[[ GIVEN RECORDS open ]]

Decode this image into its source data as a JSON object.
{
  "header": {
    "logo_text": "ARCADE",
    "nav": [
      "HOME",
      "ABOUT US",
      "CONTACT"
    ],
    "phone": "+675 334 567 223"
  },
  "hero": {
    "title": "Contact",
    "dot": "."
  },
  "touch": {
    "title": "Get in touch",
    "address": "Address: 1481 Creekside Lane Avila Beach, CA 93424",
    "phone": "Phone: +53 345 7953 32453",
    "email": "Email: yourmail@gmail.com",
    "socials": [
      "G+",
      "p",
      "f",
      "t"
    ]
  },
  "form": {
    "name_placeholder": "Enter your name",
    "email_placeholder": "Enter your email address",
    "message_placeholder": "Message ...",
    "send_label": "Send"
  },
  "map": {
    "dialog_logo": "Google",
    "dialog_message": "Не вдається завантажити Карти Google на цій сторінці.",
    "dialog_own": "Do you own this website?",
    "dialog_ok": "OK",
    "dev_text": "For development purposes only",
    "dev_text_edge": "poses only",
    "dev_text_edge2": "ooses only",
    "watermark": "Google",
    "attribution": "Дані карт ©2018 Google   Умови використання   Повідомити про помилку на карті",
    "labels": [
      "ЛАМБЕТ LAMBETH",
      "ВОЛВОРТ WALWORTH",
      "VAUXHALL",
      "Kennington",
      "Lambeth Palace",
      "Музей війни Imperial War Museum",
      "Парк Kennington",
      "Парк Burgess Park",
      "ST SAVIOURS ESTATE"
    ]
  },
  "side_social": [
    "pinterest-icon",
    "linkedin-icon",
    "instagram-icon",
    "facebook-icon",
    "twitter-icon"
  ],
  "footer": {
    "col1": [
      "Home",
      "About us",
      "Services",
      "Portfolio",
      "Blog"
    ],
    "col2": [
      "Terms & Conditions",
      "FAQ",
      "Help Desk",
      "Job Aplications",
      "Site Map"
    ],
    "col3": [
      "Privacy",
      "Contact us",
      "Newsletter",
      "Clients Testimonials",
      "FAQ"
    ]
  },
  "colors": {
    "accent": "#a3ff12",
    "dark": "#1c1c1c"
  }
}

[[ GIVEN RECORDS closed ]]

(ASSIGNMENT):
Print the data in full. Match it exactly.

(EXPECTED ANSWER):
Decode this image into its source data as a JSON object.
{
  "header": {
    "logo_text": "ARCADE",
    "nav": [
      "HOME",
      "ABOUT US",
      "CONTACT"
    ],
    "phone": "+675 334 567 223"
  },
  "hero": {
    "title": "Contact",
    "dot": "."
  },
  "touch": {
    "title": "Get in touch",
    "address": "Address: 1481 Creekside Lane Avila Beach, CA 93424",
    "phone": "Phone: +53 345 7953 32453",
    "email": "Email: yourmail@gmail.com",
    "socials": [
      "G+",
      "p",
      "f",
      "t"
    ]
  },
  "form": {
    "name_placeholder": "Enter your name",
    "email_placeholder": "Enter your email address",
    "message_placeholder": "Message ...",
    "send_label": "Send"
  },
  "map": {
    "dialog_logo": "Google",
    "dialog_message": "Не вдається завантажити Карти Google на цій сторінці.",
    "dialog_own": "Do you own this website?",
    "dialog_ok": "OK",
    "dev_text": "For development purposes only",
    "dev_text_edge": "poses only",
    "dev_text_edge2": "ooses only",
    "watermark": "Google",
    "attribution": "Дані карт ©2018 Google   Умови використання   Повідомити про помилку на карті",
    "labels": [
      "ЛАМБЕТ LAMBETH",
      "ВОЛВОРТ WALWORTH",
      "VAUXHALL",
      "Kennington",
      "Lambeth Palace",
      "Музей війни Imperial War Museum",
      "Парк Kennington",
      "Парк Burgess Park",
      "ST SAVIOURS ESTATE"
    ]
  },
  "side_social": [
    "pinterest-icon",
    "linkedin-icon",
    "instagram-icon",
    "facebook-icon",
    "twitter-icon"
  ],
  "footer": {
    "col1": [
      "Home",
      "About us",
      "Services",
      "Portfolio",
      "Blog"
    ],
    "col2": [
      "Terms & Conditions",
      "FAQ",
      "Help Desk",
      "Job Aplications",
      "Site Map"
    ],
    "col3": [
      "Privacy",
      "Contact us",
      "Newsletter",
      "Clients Testimonials",
      "FAQ"
    ]
  },
  "colors": {
    "accent": "#a3ff12",
    "dark": "#1c1c1c"
  }
}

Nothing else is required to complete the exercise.